I suppose that is one of the great things about movies. You will never be able to watch them all and you wouldn’t want to. We don’t all watch the same ones yet that means we all have fresh takes on each others favourite films. They can bring us together or lead to intense arguments. Did Han did shoot first?

Most of all, for the 90 minutes or more they are on, a movie takes us away to another place. Not always a nice place, but it is a break from the real world no matter what. Bad, good or wonderful they are all groovy and bring us all together.

As for me I have had some wonderful moments related to film – I got to speak to Marion Cotillard, Johnny Depp, Duncan Jones and David Sullivan. The site moved over to WordPress and has been going from strength to strength since then – thanks to everyone for taking the time to stop by and have a look.

The Live for Films Movie Club began and is still going to help share cool movies you may have missed (thanks to those on the Forum for sorting all that out).

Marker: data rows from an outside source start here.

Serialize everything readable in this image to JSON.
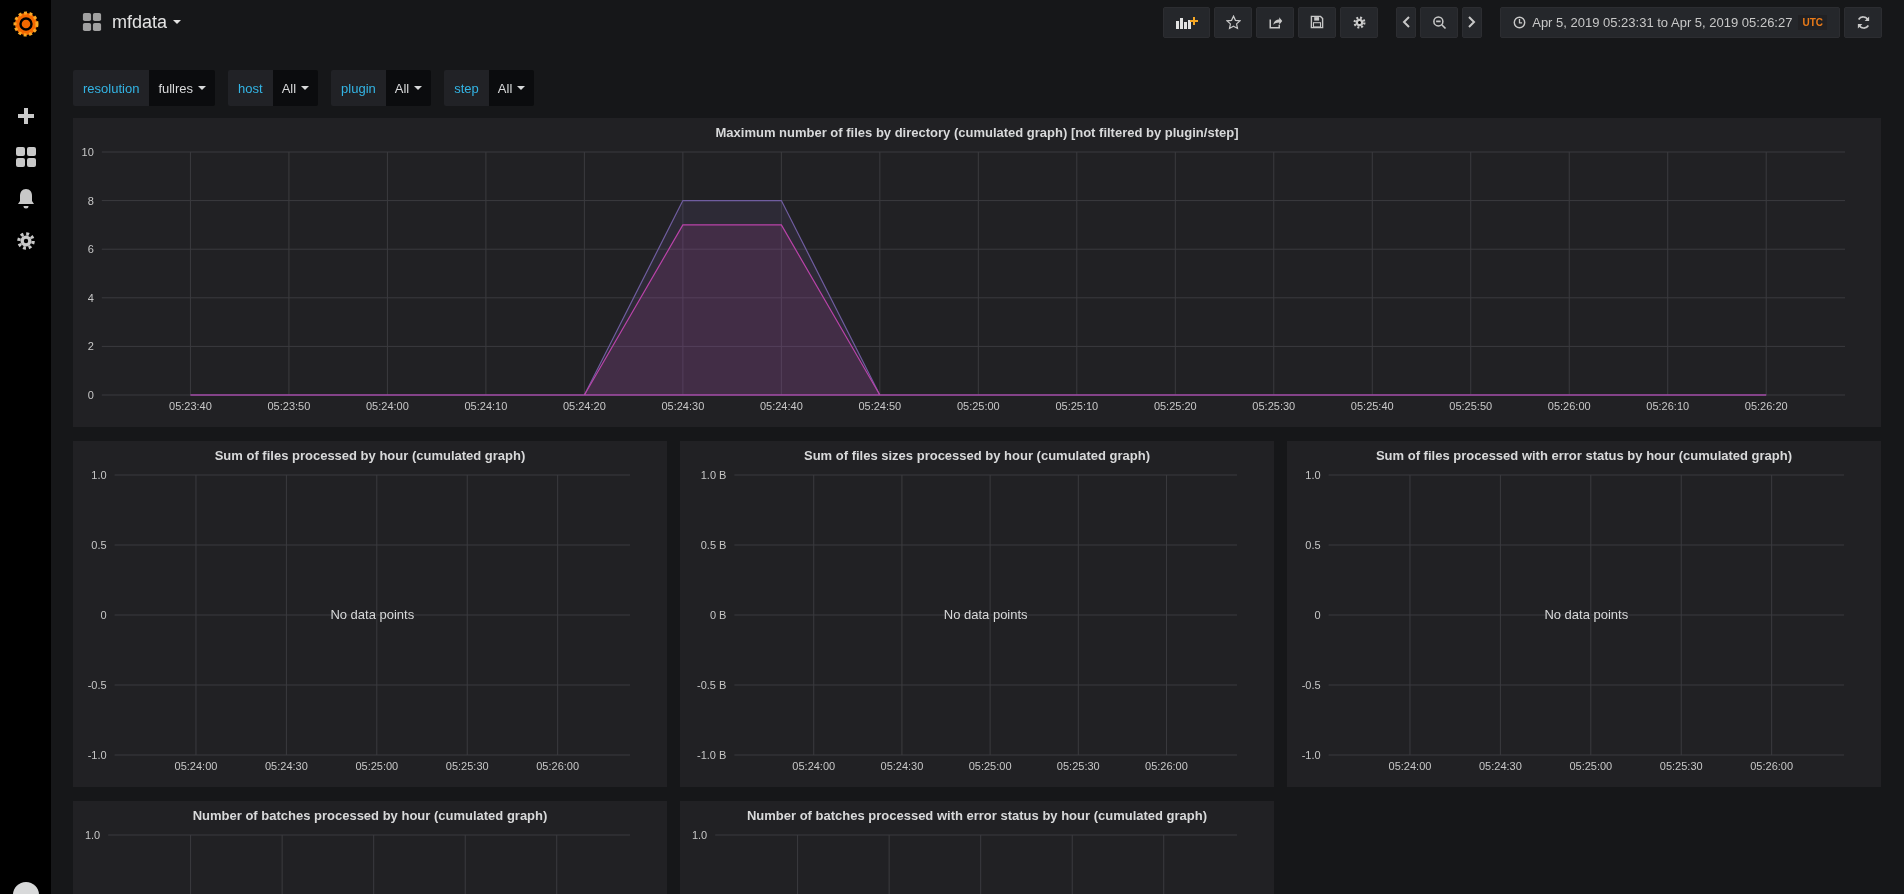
{
  "dashboard": {
    "title": "mfdata"
  },
  "toolbar": {
    "time_range": "Apr 5, 2019 05:23:31 to Apr 5, 2019 05:26:27",
    "timezone": "UTC"
  },
  "variables": [
    {
      "label": "resolution",
      "value": "fullres"
    },
    {
      "label": "host",
      "value": "All"
    },
    {
      "label": "plugin",
      "value": "All"
    },
    {
      "label": "step",
      "value": "All"
    }
  ],
  "panels": [
    {
      "title": "Maximum number of files by directory (cumulated graph) [not filtered by plugin/step]",
      "chart_data": {
        "type": "area",
        "grid": true,
        "categories": [
          "05:23:40",
          "05:23:50",
          "05:24:00",
          "05:24:10",
          "05:24:20",
          "05:24:30",
          "05:24:40",
          "05:24:50",
          "05:25:00",
          "05:25:10",
          "05:25:20",
          "05:25:30",
          "05:25:40",
          "05:25:50",
          "05:26:00",
          "05:26:10",
          "05:26:20"
        ],
        "ylim": [
          0,
          10
        ],
        "yticks": [
          0,
          2,
          4,
          6,
          8,
          10
        ],
        "series": [
          {
            "color": "#705da0",
            "values": [
              0,
              0,
              0,
              0,
              0,
              8,
              8,
              0,
              0,
              0,
              0,
              0,
              0,
              0,
              0,
              0,
              0
            ]
          },
          {
            "color": "#ba43a9",
            "values": [
              0,
              0,
              0,
              0,
              0,
              7,
              7,
              0,
              0,
              0,
              0,
              0,
              0,
              0,
              0,
              0,
              0
            ]
          }
        ]
      }
    },
    {
      "title": "Sum of files processed by hour (cumulated graph)",
      "message": "No data points",
      "chart_data": {
        "type": "line",
        "grid": true,
        "categories": [
          "05:24:00",
          "05:24:30",
          "05:25:00",
          "05:25:30",
          "05:26:00"
        ],
        "ylim": [
          -1,
          1
        ],
        "yticks": [
          {
            "value": 1,
            "label": "1.0"
          },
          {
            "value": 0.5,
            "label": "0.5"
          },
          {
            "value": 0,
            "label": "0"
          },
          {
            "value": -0.5,
            "label": "-0.5"
          },
          {
            "value": -1,
            "label": "-1.0"
          }
        ]
      }
    },
    {
      "title": "Sum of files sizes processed by hour (cumulated graph)",
      "message": "No data points",
      "chart_data": {
        "type": "line",
        "grid": true,
        "categories": [
          "05:24:00",
          "05:24:30",
          "05:25:00",
          "05:25:30",
          "05:26:00"
        ],
        "ylim": [
          -1,
          1
        ],
        "yticks": [
          {
            "value": 1,
            "label": "1.0 B"
          },
          {
            "value": 0.5,
            "label": "0.5 B"
          },
          {
            "value": 0,
            "label": "0 B"
          },
          {
            "value": -0.5,
            "label": "-0.5 B"
          },
          {
            "value": -1,
            "label": "-1.0 B"
          }
        ]
      }
    },
    {
      "title": "Sum of files processed with error status by hour (cumulated graph)",
      "message": "No data points",
      "chart_data": {
        "type": "line",
        "grid": true,
        "categories": [
          "05:24:00",
          "05:24:30",
          "05:25:00",
          "05:25:30",
          "05:26:00"
        ],
        "ylim": [
          -1,
          1
        ],
        "yticks": [
          {
            "value": 1,
            "label": "1.0"
          },
          {
            "value": 0.5,
            "label": "0.5"
          },
          {
            "value": 0,
            "label": "0"
          },
          {
            "value": -0.5,
            "label": "-0.5"
          },
          {
            "value": -1,
            "label": "-1.0"
          }
        ]
      }
    },
    {
      "title": "Number of batches processed by hour (cumulated graph)",
      "axis_label": "1.0"
    },
    {
      "title": "Number of batches processed with error status by hour (cumulated graph)",
      "axis_label": "1.0"
    }
  ]
}
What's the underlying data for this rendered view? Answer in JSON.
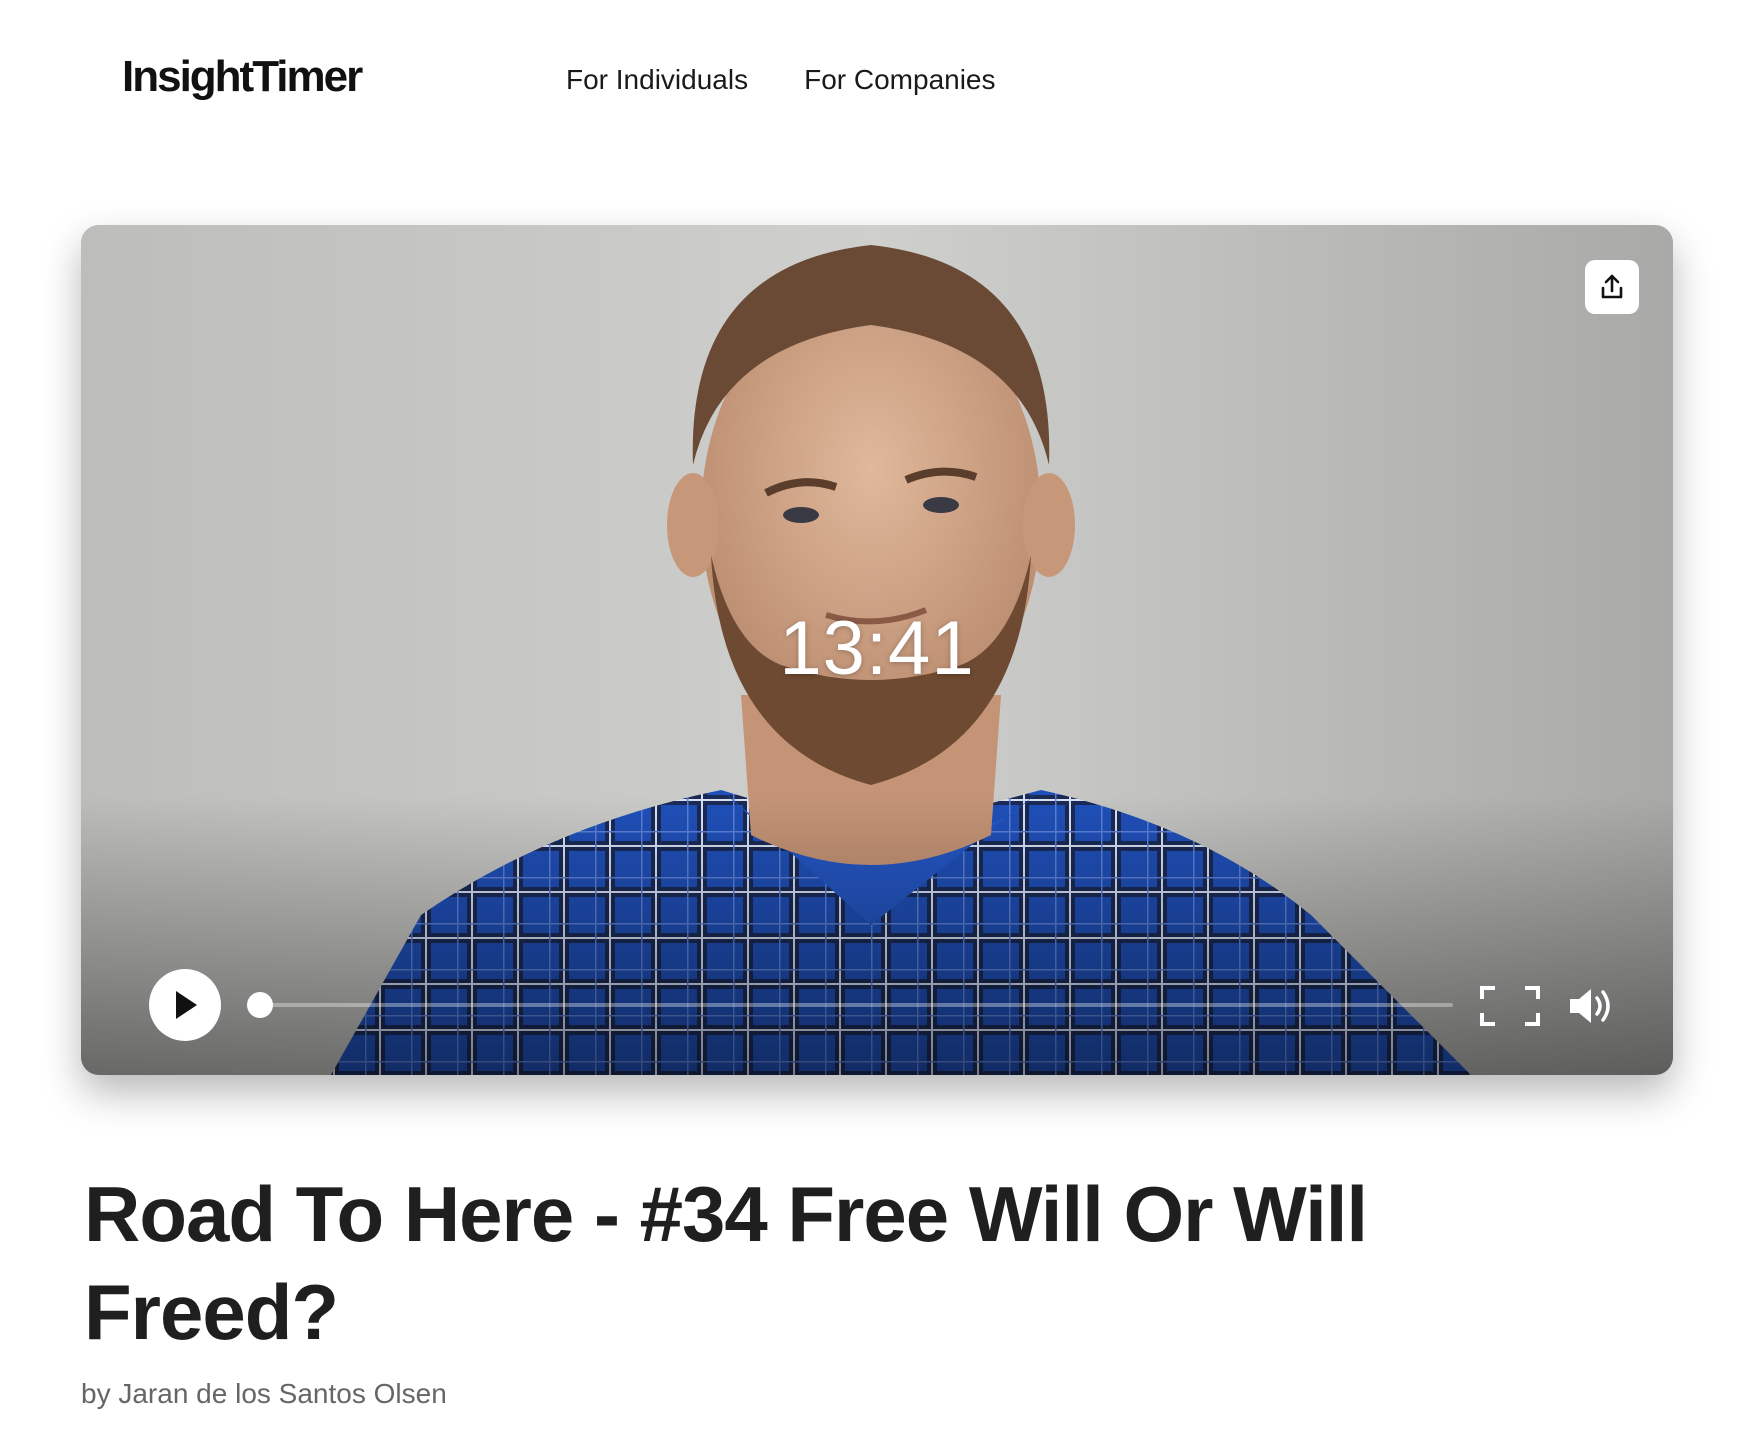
{
  "header": {
    "logo_text": "InsightTimer",
    "nav": [
      {
        "label": "For Individuals"
      },
      {
        "label": "For Companies"
      }
    ]
  },
  "player": {
    "time": "13:41",
    "progress": 0.0,
    "icons": {
      "share": "share-upload-icon",
      "play": "play-icon",
      "fullscreen": "fullscreen-icon",
      "volume": "volume-icon"
    }
  },
  "content": {
    "title": "Road To Here - #34 Free Will Or Will Freed?",
    "author": "by Jaran de los Santos Olsen"
  }
}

Live for Films researcher and reporter Pamela Fruendt went along to Tim Burton’s art exhibition at New Yorks Museum of Modern Art. Many people contributed reviews for favourite horror films during Halloween including author Michael Marshall Smith (he reviewed Halloween) and director Andrew Barker (he reviewed Blood Feast).

My Wife enjoyed getting parcels full of DVDs and Posters addressed to Live for Films and I just had a ball doing what I do and have been constantly surprised that so many people seem to dig what I dig, you dig?

For what it is worth my top 10 films of 2009 in no particular order and considering the fact I have yet to see such films as Avatar, The Hurt Locker, Up, The Road and many more are:

  • Moon
  • Zombieland
  • Star Trek
  • Watchmen
  • District 9
  • The Cove
  • Coraline
  • Drag Me to Hell
  • Public Enemies
  • Inglourious Basterds

What have been your highs and lows in films for 2009? What great films have I forgotten and what should I have watched? What films do you wish you have not watched and what film did you see many time? What surprised you? What made you laugh, cry or hurl?

Now we have 2010 to look forward to. Apparantly, according to Dave Bowman, it will be full of stars.

Posted in Action, Animated, Biopic, Comedy, Documentary, Fantasy, Horror, Kids, news, Review, Sci-Fi, Short Film, Thriller, War, Western | Tagged: , , , , , , , , , , , , , , , , , , , , , , , , , , , , , , | 6 Comments »